Clutter is something that British homes do very well. Country cottages in particular are typically decorated with abundance, full of inherited or second hand pieces that appear too eclectic to be intentional yet too stylish to be accidental.
If they look aimlessly thrown together, these homes have in fact been lovingly decorated over many years, by owners who have a masterful grasp of how to mix colour and pattern, and the importance of scale and placement.
While clutter has been around since the dawn of things, TikTok’s ‘cluttercore’ emerged in recent years as a very Gen Z interpretation – it is intentionally chaotic and unruly and sentimental in expression, advocating for homely interiors that cocoon us in happy moments.
“We are a product of the spaces we inhabit,” says interior designer, Naomi Astley Clarke, “so ensuring that you are surrounded by beauty and the things you love is crucial in making a home you can connect to and cherish. Be it an inherited teapot collection or a particular artist you admire – surround yourself by objects that represent you and your interests.”
Here, we share a glimpse into some of the stylish and eclectic homes we have been welcomed into, as well as design tips and decorating advice for achieving an eclectic home full of things.
Mismatched but meaningful
Decorating with lots of objects doesn’t romanticise mess so much as extol the virtues of displaying your most treasured and much-loved pieces. When you have a lot on display, you don’t want to tire of it all, so use meaningful pieces rather than something acquired aimlessly to fill a space.

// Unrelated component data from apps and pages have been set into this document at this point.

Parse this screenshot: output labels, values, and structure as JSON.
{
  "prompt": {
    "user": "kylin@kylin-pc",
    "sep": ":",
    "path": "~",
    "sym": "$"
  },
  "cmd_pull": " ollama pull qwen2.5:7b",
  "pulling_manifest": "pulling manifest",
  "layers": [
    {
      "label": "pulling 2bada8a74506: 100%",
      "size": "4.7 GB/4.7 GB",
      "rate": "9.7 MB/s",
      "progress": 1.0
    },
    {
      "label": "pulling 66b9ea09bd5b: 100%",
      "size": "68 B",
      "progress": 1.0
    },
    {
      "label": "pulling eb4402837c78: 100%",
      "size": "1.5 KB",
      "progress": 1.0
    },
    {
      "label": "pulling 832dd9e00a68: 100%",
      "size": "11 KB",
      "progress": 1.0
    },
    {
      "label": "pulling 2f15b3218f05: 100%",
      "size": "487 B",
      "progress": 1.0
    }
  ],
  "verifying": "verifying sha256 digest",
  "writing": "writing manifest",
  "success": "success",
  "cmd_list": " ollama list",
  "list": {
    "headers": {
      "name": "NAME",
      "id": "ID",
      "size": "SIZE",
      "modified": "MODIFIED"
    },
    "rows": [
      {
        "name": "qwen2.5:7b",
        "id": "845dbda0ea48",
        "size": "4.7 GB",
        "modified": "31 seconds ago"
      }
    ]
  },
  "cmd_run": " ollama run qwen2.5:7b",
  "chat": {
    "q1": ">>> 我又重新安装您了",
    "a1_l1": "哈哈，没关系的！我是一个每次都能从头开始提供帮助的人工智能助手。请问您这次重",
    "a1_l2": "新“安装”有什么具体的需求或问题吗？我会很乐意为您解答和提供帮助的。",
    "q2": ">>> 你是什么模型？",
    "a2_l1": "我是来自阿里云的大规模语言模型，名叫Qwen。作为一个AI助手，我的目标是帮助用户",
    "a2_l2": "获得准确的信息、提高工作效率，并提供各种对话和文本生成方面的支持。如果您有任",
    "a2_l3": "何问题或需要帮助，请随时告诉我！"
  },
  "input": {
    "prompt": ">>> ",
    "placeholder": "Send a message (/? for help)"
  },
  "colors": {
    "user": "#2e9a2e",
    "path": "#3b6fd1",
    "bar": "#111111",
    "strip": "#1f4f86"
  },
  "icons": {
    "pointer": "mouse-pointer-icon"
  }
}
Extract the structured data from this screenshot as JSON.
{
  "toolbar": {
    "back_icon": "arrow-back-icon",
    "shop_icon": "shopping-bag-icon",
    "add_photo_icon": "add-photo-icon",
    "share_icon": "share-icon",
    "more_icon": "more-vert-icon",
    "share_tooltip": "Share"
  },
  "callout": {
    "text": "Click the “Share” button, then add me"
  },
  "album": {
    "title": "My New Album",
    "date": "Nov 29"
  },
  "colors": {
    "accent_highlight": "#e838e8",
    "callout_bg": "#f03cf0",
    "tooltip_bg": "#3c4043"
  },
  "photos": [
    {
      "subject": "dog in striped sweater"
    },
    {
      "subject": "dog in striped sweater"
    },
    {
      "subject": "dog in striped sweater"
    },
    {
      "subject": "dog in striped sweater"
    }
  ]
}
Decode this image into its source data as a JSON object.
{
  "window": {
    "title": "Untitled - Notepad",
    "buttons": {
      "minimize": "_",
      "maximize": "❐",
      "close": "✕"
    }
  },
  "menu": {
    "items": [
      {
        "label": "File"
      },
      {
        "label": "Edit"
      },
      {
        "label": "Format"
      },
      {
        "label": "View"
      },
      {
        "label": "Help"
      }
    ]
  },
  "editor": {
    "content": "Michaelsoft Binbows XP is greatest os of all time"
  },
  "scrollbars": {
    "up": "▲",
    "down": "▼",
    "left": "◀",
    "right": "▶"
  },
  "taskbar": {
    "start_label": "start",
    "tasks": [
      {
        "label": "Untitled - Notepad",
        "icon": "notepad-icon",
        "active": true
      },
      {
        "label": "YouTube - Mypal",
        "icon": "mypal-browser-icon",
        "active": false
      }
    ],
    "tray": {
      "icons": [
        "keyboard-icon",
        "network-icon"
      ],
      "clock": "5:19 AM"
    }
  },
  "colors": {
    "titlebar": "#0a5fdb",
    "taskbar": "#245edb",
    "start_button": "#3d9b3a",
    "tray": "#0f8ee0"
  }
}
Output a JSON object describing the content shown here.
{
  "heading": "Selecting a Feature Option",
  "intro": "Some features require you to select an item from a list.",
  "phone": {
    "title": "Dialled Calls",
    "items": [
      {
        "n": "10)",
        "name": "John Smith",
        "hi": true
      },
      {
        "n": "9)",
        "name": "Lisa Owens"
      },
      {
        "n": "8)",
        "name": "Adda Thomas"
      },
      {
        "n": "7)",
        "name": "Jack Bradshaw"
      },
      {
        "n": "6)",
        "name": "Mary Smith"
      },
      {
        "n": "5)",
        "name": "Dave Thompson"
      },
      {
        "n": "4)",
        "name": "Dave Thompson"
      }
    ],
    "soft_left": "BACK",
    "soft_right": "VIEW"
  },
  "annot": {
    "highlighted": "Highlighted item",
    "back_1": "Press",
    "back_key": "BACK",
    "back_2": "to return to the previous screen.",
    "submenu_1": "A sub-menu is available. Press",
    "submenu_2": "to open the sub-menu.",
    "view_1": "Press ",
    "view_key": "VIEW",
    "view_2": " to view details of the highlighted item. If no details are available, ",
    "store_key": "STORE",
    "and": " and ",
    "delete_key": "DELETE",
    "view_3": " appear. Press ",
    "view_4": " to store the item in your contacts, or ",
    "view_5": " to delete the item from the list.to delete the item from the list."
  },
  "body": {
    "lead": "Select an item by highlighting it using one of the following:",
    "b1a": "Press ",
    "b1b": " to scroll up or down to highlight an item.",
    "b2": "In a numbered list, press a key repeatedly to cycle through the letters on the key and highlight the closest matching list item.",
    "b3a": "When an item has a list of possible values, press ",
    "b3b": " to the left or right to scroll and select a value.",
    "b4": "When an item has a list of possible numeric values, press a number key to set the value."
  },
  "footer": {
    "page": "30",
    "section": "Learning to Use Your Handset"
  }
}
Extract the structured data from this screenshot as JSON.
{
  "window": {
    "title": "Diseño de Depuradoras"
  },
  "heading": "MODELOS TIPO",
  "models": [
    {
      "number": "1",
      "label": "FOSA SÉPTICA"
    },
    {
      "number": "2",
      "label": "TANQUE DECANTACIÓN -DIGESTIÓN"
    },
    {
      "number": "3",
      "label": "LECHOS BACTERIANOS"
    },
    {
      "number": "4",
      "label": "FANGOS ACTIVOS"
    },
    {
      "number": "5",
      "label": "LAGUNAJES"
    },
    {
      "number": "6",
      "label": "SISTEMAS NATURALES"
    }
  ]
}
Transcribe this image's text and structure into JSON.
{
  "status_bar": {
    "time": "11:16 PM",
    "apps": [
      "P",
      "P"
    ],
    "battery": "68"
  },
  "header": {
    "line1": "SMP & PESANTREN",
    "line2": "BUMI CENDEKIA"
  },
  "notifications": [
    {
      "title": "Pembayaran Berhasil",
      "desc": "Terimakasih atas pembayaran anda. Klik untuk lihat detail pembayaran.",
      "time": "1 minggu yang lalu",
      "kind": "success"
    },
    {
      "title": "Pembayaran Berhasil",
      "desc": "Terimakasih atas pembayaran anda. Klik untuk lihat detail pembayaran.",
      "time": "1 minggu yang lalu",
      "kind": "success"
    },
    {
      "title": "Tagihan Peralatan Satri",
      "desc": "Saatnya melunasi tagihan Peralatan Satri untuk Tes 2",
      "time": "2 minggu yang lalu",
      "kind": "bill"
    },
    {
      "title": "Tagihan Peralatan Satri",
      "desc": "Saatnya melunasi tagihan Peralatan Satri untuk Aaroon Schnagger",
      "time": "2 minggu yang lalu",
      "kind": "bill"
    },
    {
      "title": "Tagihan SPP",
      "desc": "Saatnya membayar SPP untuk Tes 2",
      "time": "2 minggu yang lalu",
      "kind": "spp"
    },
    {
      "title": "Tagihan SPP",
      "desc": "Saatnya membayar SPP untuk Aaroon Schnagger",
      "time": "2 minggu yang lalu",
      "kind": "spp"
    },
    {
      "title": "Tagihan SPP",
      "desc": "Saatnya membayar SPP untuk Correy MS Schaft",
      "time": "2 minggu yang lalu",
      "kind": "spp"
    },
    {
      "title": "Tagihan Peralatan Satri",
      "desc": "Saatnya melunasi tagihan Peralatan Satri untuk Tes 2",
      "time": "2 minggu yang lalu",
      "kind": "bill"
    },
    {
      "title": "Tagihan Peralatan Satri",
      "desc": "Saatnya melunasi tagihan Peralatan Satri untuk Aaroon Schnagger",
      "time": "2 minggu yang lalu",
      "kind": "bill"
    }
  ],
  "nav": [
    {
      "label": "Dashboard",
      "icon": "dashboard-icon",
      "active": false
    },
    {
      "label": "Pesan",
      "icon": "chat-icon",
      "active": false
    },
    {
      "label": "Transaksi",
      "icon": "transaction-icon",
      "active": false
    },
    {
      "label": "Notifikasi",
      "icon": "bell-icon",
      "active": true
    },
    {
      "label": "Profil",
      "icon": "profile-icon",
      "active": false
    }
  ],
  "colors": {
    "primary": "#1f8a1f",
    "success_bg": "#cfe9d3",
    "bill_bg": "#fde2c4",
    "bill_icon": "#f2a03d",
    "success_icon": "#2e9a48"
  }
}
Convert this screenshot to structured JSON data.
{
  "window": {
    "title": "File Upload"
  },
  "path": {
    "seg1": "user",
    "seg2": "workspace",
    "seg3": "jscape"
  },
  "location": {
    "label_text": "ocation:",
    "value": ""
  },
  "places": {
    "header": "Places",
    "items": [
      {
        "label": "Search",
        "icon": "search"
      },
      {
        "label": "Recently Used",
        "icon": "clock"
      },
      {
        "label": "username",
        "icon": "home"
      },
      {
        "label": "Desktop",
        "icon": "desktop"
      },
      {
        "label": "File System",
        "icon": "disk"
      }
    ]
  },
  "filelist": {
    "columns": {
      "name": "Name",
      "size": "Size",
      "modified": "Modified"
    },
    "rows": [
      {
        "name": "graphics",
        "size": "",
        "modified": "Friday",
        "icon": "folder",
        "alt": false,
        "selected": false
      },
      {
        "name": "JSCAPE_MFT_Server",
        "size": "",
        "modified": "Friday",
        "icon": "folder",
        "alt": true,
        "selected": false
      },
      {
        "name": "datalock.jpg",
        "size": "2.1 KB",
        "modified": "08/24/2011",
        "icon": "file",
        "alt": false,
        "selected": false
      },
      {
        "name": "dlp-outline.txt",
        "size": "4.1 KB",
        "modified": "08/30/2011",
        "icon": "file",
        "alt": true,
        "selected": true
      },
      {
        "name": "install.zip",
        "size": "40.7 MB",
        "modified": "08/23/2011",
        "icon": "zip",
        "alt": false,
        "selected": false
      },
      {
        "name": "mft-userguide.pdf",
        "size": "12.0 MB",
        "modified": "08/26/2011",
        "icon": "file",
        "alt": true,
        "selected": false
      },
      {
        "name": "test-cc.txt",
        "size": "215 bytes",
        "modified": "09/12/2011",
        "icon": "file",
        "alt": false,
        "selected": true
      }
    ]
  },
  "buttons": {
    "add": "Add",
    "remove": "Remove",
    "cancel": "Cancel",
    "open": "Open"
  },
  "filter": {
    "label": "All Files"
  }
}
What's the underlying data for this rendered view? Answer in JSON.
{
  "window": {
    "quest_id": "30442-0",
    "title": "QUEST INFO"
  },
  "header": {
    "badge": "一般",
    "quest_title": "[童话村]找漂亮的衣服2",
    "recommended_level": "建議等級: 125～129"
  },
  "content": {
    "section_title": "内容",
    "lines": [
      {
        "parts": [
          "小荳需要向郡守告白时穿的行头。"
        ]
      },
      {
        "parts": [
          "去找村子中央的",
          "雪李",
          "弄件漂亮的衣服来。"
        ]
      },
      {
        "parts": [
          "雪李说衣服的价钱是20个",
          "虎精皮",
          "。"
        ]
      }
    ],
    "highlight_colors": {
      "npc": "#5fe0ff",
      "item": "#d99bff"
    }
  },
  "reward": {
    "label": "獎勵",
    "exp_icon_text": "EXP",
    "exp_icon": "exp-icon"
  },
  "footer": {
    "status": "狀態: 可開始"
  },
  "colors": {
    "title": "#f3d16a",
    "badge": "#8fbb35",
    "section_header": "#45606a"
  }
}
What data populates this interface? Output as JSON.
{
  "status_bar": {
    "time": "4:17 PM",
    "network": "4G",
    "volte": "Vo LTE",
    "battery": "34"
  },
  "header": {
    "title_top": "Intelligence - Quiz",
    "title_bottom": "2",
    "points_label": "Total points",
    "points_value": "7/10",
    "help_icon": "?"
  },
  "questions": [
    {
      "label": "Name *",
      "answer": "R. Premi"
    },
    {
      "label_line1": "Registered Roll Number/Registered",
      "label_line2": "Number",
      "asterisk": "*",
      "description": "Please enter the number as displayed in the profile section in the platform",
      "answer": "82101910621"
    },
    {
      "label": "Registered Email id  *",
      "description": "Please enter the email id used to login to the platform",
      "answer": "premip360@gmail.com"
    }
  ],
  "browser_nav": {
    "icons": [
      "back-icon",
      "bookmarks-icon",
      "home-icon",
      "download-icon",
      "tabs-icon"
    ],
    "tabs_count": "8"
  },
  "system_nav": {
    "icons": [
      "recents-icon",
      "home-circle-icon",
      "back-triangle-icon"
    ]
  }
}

“Curating an eclectic space requires the careful selection of a small number of beloved items rather than accumulating lots of random things,” says Naomi. “Start off by picking the most special and sentimental objects you have and work from there. Think about connections – be it colour, texture, shape – between things and let that be how you shape the space.”
Placement, first and foremost
Your collection of objects should accrue around your furniture, and not in its place. There is little use in a fabulous antique floor lamp if it takes the spot of a much-needed armchair, and having to remove vases and books and trinkets from a desk every time it’s used will become bothersome.
Well-executed clutter should never detract from the function of a room, (but it needn’t add to it, either.) It is there for its warmth and exuberance and personality, not to get in the way.
Clusters and collections
It can be useful to group similar objects together to create little visual pockets in your home. Dotting ten wicker baskets around a room might look like you’ve become totally carried away, but piling them all together in a corner or a disused fireplace looks intentional and interesting.
This is a handy design device if you love collecting specific objects – colourful glassware, old portraits, antique mirrors and so on. “Never stop searching, always give in to your curiosity and if you love something, bring it home,” says award-winning interior designer, Matthew Williamson. “This is invariably a slower method of finding what you need, but once you have it, you’ll love it forever.
“I’m a firm believer that interior design is a life-long process. It’s about the journey and the thrill of finding something you love, and that never has to stop because you feel your home is ‘done’ once the pictures are hung and you’ve chosen your furniture.”
Use threads of colour
An eclectic room that looks stylish and well put together is usually executed with a pretty masterful grasp of colour.
A common misconception here is that a busy space should stick to two or three colours, but having so many layers and elements in such a limited palette can take away much of the spontaneity and sense of abundance that we’re after.
Instead, you should make sure there are two or three recurring colours throughout your room. Don’t limit yourself or your colour palette, but be clever with the little threads of pinks or blues or yellows that run throughout and guide the eye harmoniously around a room.
Apply some loose design rules
In styling a busy room, it’s likely that there will be lots of elements at play, and there are some loose design rules you can apply to create a bit of harmony.
Opposites tend to look good in a pair, especially when it comes to texture, shape and surface material – it’s why metal jugs look really striking full of flowers, and wooden floors can be so enlivened by a fluffy rug. Round decorative plates look wonderful hung next to framed prints, natural rattan lampshades suit shiny ceramic bases and so on. It’s easy to become a bit stalled while trying to create perfect pairings, so consider it a general suggestion rather than a hard and fast rule.
A useful tip when dealing with lots of pattern; two or more patterns that sit side by side should be different in scale. For instance, a dainty floral next to a small polka dot is a bit too much to take in, but either could sit happily with a big candy cane stripe.